'Greetings from Turkey' ist ein politischer Beitrag zum derzeitigen Geschehen in der Türkei und gleichzeitig ein bezahlbarer Appetizer auf Noran BEHRNDTs kommendes Buch und aktuelles Projekt Brave New Turkey. Wie politisch das Buch verstanden werden kann, zeigt die Verwendung von BEHRENDTs Fotos im New York Times Magazine zu einem Text von Suzy Hansen ('Reading Erdogan’s Ambitions in Turkey’s New Mosques', Quelle: https://www.nytimes.com/2017/06/14/magazine/reading-erdogans-ambitions-in-turkeys-new-mosques.html?rref=collection/sectioncollection/magazine&action=click&contentCollection=magazine®ion=rank&module=package&version=highlights&contentPlacement=1&pgtype=sectionfront&_r=0).
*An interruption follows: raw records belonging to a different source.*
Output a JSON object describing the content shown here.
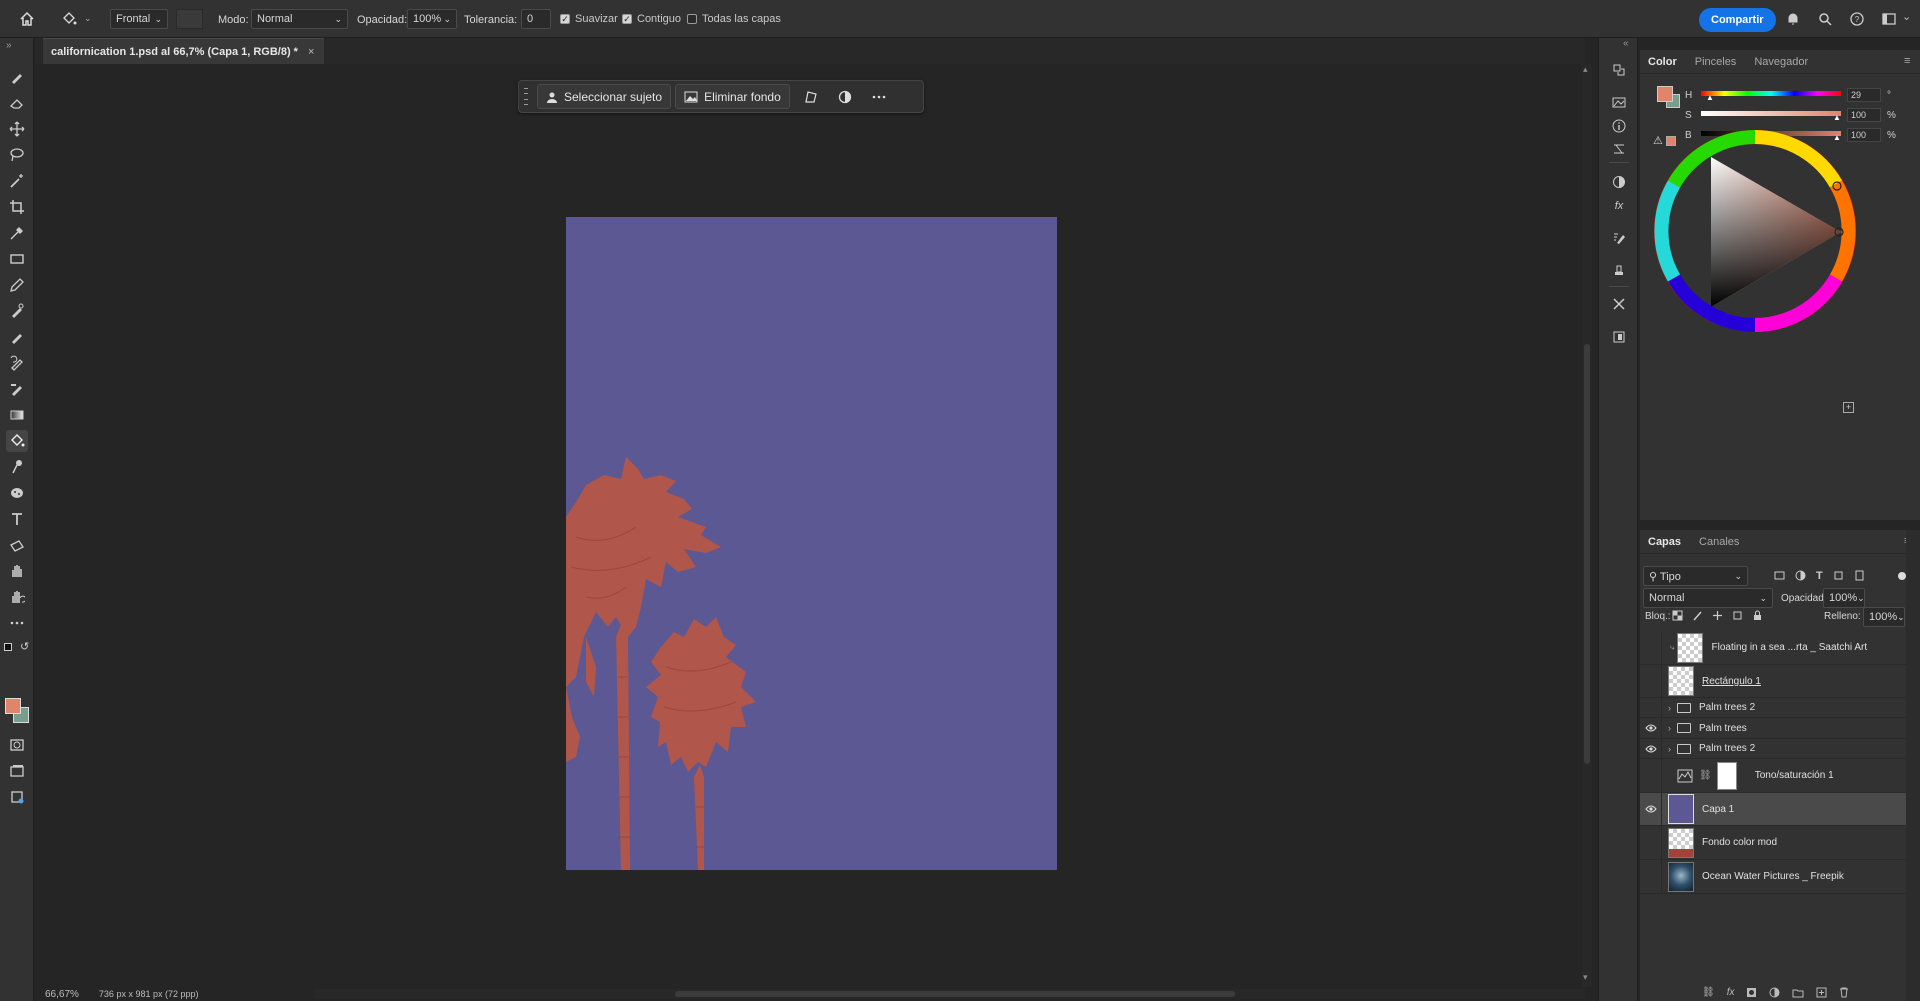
{
  "options_bar": {
    "preset": "Frontal",
    "mode_label": "Modo:",
    "mode_value": "Normal",
    "opacity_label": "Opacidad:",
    "opacity_value": "100%",
    "tolerance_label": "Tolerancia:",
    "tolerance_value": "0",
    "smooth_label": "Suavizar",
    "contiguous_label": "Contiguo",
    "all_layers_label": "Todas las capas",
    "share_label": "Compartir"
  },
  "document": {
    "tab_title": "californication 1.psd al 66,7% (Capa 1, RGB/8) *",
    "background_color": "#5b5893",
    "palm_color": "#b1564a"
  },
  "context_bar": {
    "select_subject": "Seleccionar sujeto",
    "remove_background": "Eliminar fondo"
  },
  "status": {
    "zoom": "66,67%",
    "doc_info": "736 px x 981 px (72 ppp)"
  },
  "color_panel": {
    "tabs": [
      "Color",
      "Pinceles",
      "Navegador"
    ],
    "h_label": "H",
    "s_label": "S",
    "b_label": "B",
    "h_value": "29",
    "s_value": "100",
    "b_value": "100",
    "h_unit": "°",
    "s_unit": "%",
    "b_unit": "%",
    "foreground": "#e0856b",
    "background": "#7a9e8e"
  },
  "layers_panel": {
    "tabs": [
      "Capas",
      "Canales"
    ],
    "filter_value": "Tipo",
    "blend_mode": "Normal",
    "opacity_label": "Opacidad:",
    "opacity_value": "100%",
    "lock_label": "Bloq.:",
    "fill_label": "Relleno:",
    "fill_value": "100%",
    "layers": [
      {
        "name": "Floating in a sea ...rta _ Saatchi Art",
        "visible": false,
        "kind": "smart"
      },
      {
        "name": "Rectángulo 1",
        "visible": false,
        "kind": "shape"
      },
      {
        "name": "Palm trees 2",
        "visible": false,
        "kind": "group"
      },
      {
        "name": "Palm trees",
        "visible": true,
        "kind": "group"
      },
      {
        "name": "Palm trees 2",
        "visible": true,
        "kind": "group"
      },
      {
        "name": "Tono/saturación 1",
        "visible": false,
        "kind": "adjustment"
      },
      {
        "name": "Capa 1",
        "visible": true,
        "kind": "pixel",
        "selected": true
      },
      {
        "name": "Fondo color mod",
        "visible": false,
        "kind": "pixel"
      },
      {
        "name": "Ocean Water Pictures _ Freepik",
        "visible": false,
        "kind": "pixel"
      }
    ]
  }
}
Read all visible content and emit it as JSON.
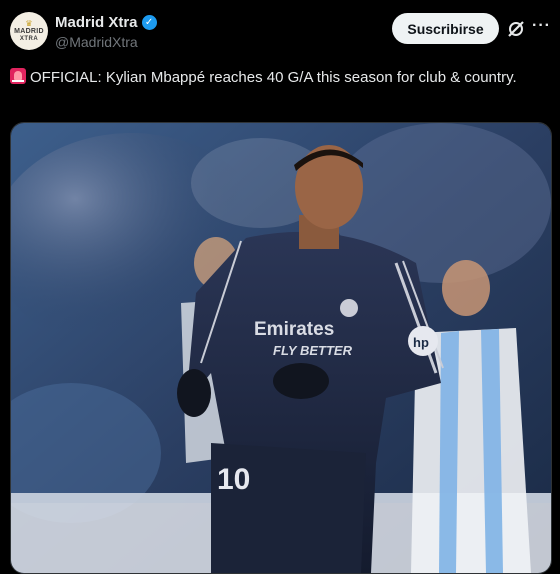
{
  "account": {
    "display_name": "Madrid Xtra",
    "handle": "@MadridXtra",
    "avatar_line1": "MADRID",
    "avatar_line2": "XTRA",
    "verified": true
  },
  "actions": {
    "subscribe_label": "Suscribirse",
    "grok_icon": "grok-icon",
    "more_icon": "more-icon"
  },
  "tweet": {
    "text": "OFFICIAL: Kylian Mbappé reaches 40 G/A this season for club & country.",
    "emoji": "siren-icon"
  },
  "media": {
    "description_icon": "photo",
    "shirt_text_line1": "Emirates",
    "shirt_text_line2": "FLY BETTER",
    "shirt_number": "10"
  },
  "colors": {
    "background": "#000000",
    "text": "#e7e9ea",
    "secondary": "#71767b",
    "verified": "#1d9bf0",
    "button": "#eff3f4",
    "kit_navy": "#1f2a44"
  }
}
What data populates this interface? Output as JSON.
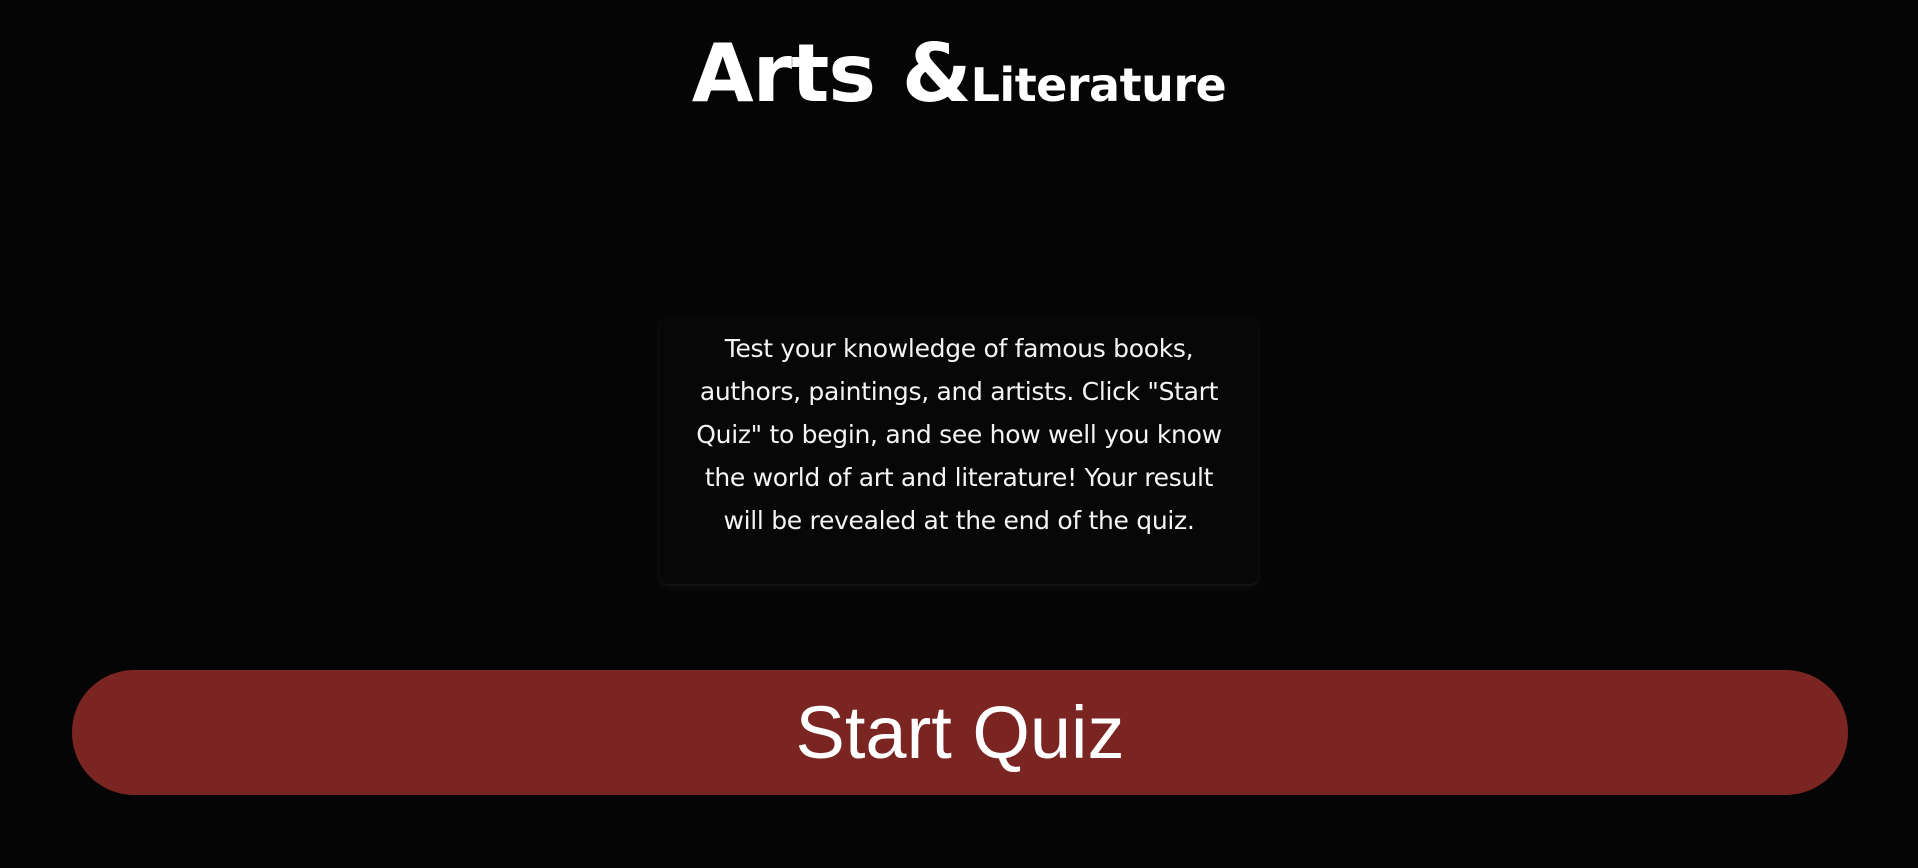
{
  "header": {
    "title_main": "Arts &",
    "title_sub": "Literature"
  },
  "intro": {
    "text": "Test your knowledge of famous books, authors, paintings, and artists. Click \"Start Quiz\" to begin, and see how well you know the world of art and literature! Your result will be revealed at the end of the quiz."
  },
  "actions": {
    "start_label": "Start Quiz"
  },
  "colors": {
    "background": "#050505",
    "button": "#7b2523",
    "text": "#ffffff"
  }
}
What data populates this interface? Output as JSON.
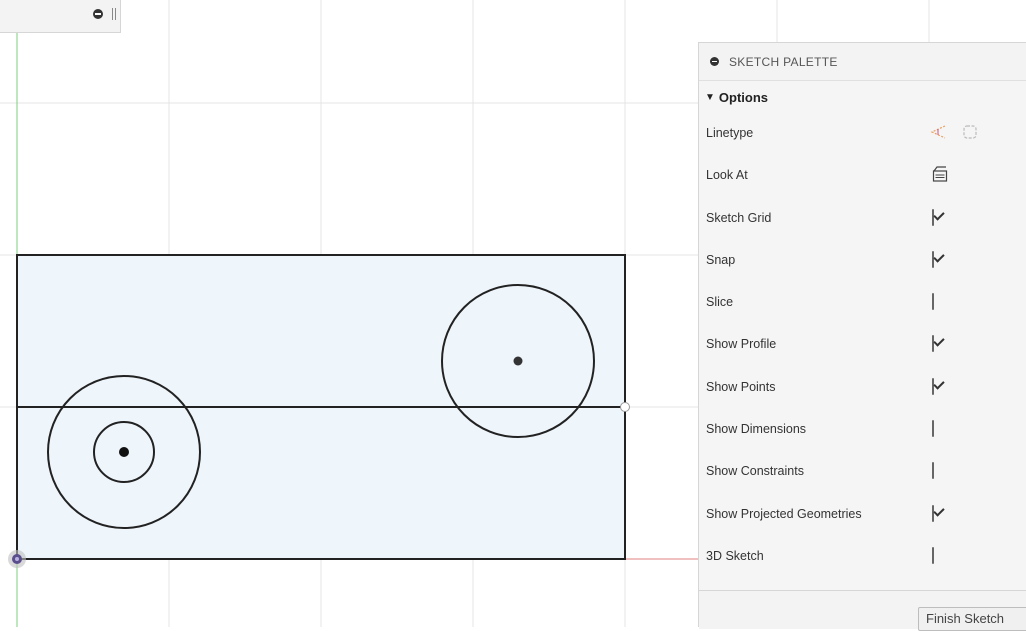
{
  "palette": {
    "title": "SKETCH PALETTE",
    "section": "Options",
    "section_arrow": "▼",
    "rows": [
      {
        "label": "Linetype",
        "control": "linetype-icons"
      },
      {
        "label": "Look At",
        "control": "look-at-icon"
      },
      {
        "label": "Sketch Grid",
        "checked": true
      },
      {
        "label": "Snap",
        "checked": true
      },
      {
        "label": "Slice",
        "checked": false
      },
      {
        "label": "Show Profile",
        "checked": true
      },
      {
        "label": "Show Points",
        "checked": true
      },
      {
        "label": "Show Dimensions",
        "checked": false
      },
      {
        "label": "Show Constraints",
        "checked": false
      },
      {
        "label": "Show Projected Geometries",
        "checked": true
      },
      {
        "label": "3D Sketch",
        "checked": false
      }
    ],
    "finish_button": "Finish Sketch"
  },
  "icons": {
    "linetype_1": "construction-linetype-icon",
    "linetype_2": "centerline-linetype-icon",
    "look_at": "look-at-icon",
    "collapse": "minus-circle-icon"
  },
  "colors": {
    "profile_fill": "#eef5fb",
    "sketch_line": "#222222",
    "grid": "#e4e4e4",
    "y_axis": "#7ccf7c",
    "x_axis": "#e08080"
  }
}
Die kleine Broschüre besteht aus 17 aus einem Druckbogen gefalzte Postkarten in Zellglastüte. Die Verteilung der zwei Coverfarben (grün und rot) im Stile türkischer Reisepässe - Rot ohne und Grün mit EU-Visaerleichterung - erfolgt nach Zufallsprinzip.
Der Berliner Fotograf Norman BEHRENDT (*1981) dokumentiert seit 2014 Neubaumoscheen in den ausufernden Vorstädten Ankaras und Istanbuls. Seine Bilder verdeutlichen, wie sich die Türkei von dem laizistischen Staat Atatürks zu einem Religionsstaat erdoganscher Prägung entwickelt. Die sakrale Architektur steht sinnbildlich für den religiös-
politischen Wandel der letzten 20 Jahre, in denen pro Jahr fast tausend dieser Moscheen errichtet wurden.
Dieses kleine Postkarten-Buch zeigt eine Auswahl seines noch nicht abgeschlossenen Brave New Turkey-Projektes. Ein größeres Buch über die Serie soll im nächsten Jahr erscheinen." (publisher's note)